Website and app data records:

• • • •

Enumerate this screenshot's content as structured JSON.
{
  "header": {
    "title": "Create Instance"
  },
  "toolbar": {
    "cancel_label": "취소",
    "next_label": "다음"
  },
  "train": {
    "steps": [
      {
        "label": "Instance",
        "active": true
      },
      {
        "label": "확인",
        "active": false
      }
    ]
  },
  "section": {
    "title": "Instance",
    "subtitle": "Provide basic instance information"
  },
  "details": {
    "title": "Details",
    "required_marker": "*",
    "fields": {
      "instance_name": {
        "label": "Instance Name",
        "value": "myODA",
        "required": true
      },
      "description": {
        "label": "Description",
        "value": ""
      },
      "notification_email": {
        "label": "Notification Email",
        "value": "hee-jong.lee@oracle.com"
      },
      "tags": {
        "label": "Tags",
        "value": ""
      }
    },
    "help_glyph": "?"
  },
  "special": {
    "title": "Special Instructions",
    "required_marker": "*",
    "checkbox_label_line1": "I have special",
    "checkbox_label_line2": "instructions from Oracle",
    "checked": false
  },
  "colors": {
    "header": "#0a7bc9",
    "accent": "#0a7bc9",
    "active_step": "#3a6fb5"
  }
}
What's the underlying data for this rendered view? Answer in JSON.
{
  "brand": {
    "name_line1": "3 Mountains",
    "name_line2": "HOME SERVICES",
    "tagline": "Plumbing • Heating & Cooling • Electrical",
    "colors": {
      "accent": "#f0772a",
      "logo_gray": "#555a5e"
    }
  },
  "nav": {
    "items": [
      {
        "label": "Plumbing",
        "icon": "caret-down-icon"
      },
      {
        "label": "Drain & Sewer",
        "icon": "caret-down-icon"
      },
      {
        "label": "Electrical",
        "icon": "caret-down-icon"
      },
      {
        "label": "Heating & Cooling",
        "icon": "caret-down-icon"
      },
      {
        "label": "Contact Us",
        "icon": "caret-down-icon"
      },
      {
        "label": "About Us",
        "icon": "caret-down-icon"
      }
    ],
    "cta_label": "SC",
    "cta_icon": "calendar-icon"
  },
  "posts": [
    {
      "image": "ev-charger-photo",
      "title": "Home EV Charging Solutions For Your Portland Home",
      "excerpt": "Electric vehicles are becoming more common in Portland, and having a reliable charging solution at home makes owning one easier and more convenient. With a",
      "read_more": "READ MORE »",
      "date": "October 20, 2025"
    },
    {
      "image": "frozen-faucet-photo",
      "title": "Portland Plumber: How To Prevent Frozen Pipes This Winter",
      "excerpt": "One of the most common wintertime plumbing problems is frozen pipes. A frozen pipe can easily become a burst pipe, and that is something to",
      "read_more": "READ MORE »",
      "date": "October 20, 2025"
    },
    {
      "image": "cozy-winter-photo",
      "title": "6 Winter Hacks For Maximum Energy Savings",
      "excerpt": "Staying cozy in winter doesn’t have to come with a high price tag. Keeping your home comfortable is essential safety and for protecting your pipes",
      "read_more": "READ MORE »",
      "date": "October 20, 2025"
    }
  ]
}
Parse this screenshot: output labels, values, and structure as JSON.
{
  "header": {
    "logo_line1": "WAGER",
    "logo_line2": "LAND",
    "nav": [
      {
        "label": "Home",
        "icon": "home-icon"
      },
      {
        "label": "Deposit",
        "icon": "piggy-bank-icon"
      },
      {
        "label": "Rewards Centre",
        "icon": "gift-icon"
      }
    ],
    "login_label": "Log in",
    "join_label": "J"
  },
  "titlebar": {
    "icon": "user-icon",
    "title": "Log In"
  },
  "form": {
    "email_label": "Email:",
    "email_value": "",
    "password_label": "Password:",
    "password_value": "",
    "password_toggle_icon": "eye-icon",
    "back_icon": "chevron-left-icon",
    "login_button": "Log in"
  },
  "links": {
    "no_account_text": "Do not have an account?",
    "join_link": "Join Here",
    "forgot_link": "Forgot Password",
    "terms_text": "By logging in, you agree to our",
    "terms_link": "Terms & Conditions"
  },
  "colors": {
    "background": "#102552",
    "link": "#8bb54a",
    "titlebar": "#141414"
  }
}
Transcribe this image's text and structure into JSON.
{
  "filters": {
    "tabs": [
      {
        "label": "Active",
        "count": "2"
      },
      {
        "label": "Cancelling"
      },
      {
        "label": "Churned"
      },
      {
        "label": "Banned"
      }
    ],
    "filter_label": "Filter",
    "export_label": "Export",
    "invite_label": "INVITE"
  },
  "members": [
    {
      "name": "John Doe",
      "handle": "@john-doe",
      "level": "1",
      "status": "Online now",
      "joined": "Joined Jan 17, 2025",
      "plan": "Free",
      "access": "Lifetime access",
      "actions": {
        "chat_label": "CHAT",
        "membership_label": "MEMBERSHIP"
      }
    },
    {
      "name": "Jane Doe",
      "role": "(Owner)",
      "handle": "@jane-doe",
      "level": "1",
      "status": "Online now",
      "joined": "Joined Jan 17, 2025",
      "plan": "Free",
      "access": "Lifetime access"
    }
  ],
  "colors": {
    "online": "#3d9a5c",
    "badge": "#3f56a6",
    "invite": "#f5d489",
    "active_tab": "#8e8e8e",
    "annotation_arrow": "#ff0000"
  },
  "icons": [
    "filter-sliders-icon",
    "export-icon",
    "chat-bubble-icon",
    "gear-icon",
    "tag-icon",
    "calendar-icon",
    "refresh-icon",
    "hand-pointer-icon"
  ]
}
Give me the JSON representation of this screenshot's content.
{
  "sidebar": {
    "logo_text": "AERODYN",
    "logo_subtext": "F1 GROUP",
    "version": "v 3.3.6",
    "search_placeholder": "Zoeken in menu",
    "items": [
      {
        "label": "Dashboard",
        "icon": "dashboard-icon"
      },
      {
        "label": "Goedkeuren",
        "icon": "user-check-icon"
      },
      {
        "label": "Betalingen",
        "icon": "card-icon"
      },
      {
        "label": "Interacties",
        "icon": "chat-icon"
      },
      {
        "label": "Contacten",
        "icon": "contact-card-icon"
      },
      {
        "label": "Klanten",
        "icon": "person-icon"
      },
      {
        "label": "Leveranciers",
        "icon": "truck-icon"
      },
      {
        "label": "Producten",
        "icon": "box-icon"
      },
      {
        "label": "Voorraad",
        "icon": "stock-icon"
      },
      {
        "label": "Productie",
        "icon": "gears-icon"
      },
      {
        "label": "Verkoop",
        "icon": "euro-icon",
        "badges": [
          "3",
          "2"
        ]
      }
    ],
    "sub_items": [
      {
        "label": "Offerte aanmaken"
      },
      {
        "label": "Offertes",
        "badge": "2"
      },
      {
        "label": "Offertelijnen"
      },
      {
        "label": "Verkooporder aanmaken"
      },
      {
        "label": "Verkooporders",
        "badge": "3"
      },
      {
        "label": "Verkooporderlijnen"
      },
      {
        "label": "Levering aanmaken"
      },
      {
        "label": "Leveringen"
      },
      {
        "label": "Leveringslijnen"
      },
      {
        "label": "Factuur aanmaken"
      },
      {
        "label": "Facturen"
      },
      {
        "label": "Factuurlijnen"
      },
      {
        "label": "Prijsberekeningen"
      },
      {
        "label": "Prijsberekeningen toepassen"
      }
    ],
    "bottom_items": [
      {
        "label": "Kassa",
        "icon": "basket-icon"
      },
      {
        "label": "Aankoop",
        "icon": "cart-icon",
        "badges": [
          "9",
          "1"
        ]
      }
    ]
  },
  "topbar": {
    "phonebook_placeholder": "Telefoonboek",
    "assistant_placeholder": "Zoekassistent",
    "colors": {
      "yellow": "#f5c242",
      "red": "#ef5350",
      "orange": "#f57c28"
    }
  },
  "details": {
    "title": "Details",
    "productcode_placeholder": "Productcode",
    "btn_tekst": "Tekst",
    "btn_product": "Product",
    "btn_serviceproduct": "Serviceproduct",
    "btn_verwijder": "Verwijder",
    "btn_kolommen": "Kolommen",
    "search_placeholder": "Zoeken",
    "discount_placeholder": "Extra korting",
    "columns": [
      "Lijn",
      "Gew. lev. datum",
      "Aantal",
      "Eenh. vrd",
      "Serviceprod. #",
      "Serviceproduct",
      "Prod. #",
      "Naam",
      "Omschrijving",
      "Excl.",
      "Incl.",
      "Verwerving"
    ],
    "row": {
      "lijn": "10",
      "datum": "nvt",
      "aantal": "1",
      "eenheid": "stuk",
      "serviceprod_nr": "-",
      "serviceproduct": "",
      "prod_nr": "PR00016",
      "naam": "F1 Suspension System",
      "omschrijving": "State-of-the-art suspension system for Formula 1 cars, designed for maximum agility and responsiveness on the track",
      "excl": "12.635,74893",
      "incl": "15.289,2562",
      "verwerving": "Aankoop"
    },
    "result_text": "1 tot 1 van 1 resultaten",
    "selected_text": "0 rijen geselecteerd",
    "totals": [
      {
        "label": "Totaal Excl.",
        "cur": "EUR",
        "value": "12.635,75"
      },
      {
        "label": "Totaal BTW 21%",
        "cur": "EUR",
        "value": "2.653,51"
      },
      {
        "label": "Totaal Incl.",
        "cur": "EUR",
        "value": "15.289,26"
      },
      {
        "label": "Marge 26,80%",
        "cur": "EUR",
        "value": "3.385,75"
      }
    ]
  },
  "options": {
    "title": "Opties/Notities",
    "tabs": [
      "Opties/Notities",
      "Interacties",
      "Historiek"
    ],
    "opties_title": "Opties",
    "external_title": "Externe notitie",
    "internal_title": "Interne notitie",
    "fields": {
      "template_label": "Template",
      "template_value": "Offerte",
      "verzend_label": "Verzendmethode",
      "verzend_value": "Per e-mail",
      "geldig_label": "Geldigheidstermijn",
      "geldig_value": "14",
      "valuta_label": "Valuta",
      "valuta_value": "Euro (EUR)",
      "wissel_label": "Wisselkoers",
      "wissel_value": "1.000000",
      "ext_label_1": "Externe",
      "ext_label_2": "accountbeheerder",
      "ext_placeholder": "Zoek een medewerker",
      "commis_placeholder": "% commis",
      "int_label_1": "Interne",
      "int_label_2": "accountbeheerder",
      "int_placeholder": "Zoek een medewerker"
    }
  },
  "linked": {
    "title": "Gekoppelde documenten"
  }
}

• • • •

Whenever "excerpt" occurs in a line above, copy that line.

Exercise answer:
      "excerpt": "Electric vehicles are becoming more common in Portland, and having a reliable charging solution at home makes owning one easier and more convenient. With a",
      "excerpt": "One of the most common wintertime plumbing problems is frozen pipes. A frozen pipe can easily become a burst pipe, and that is something to",
      "excerpt": "Staying cozy in winter doesn’t have to come with a high price tag. Keeping your home comfortable is essential safety and for protecting your pipes",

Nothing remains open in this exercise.